There are many programs and ministries we can have this year that will be a blessing to us but we will need volunteers in order to do what we want to do.

There is nursery and Kids’ Church during our morning service. There is a youth group for those who are junior high and high school age. There are fellowship opportunities for us. There are weekly bible studies and prayer meetings. There is a Marriage Course and Parenting Courses that have been a great blessing to people in the past.

RIC is not a church with a large pastoral staff. The ministries of RIC are dependent on volunteers. If no one volunteers, the ministries are limited in what they can do.

Please pray with me for the life and vitality of our community.

Let me finish by reading some of the scriptures that were read at the beginning.

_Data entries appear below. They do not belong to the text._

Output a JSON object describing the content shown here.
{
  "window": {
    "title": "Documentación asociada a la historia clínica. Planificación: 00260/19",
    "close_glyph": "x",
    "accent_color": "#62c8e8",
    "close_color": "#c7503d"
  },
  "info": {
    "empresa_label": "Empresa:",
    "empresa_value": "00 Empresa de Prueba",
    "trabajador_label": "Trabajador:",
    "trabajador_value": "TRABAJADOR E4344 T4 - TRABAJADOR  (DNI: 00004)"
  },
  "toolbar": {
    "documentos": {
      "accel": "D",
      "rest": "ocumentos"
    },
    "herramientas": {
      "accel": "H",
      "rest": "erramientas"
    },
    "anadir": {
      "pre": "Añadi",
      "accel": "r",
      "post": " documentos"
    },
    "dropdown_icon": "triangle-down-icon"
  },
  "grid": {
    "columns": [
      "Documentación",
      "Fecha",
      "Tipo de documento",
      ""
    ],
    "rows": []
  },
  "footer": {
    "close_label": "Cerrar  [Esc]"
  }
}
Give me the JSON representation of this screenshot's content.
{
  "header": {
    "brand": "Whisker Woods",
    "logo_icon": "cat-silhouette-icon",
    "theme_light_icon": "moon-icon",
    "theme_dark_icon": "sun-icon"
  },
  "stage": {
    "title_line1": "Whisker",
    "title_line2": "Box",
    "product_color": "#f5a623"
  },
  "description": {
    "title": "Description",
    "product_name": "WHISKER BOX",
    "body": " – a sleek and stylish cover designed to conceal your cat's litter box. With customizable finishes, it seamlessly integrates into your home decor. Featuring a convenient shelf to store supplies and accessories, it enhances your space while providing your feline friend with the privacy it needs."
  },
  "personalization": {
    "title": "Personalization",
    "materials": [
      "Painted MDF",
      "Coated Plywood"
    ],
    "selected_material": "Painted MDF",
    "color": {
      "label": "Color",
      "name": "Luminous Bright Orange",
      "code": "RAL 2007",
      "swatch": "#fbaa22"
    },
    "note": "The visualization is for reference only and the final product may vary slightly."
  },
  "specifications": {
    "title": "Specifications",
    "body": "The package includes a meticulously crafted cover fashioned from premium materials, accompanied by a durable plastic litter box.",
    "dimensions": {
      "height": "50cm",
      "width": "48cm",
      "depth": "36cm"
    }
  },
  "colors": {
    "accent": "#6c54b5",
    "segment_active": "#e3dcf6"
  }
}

John 15:12–13
My command is this: Love each other as I have loved you. 13 Greater love has no one than this: to lay down one’s life for one’s friends.

Galatians 6:2
Carry each other’s burdens, and in this way you will fulfill the law of Christ.

Hebrews 10:24–25
let us consider how we may spur one another on toward love and good deeds, 25 not giving up meeting together, as some are in the habit of doing, but encouraging one another—and all the more as you see the Day approaching.

1 Peter 4:8–10
Above all, love each other deeply, because love covers over a multitude of sins. 9 Offer hospitality to one another without grumbling. 10 Each of you should use whatever gift you have received to serve others, as faithful stewards of God’s grace in its various forms.

1 Peter 2:9–10
But you are a chosen people, a royal priesthood, a holy nation, God’s special possession, that you may declare the praises of him who called you out of darkness into his wonderful light. 10 Once you were not a people, but now you are the people of God; once you had not received mercy, but now you have received mercy.


Ecclesiastes 4:9–12
Two are better than one,
because they have a good return for their labor:
10 If either of them falls down,
one can help the other up.
But pity anyone who falls
and has no one to help them up.
11 Also, if two lie down together, they will keep warm.
But how can one keep warm alone?
12 Though one may be overpowered,
two can defend themselves.
A cord of three strands is not quickly broken.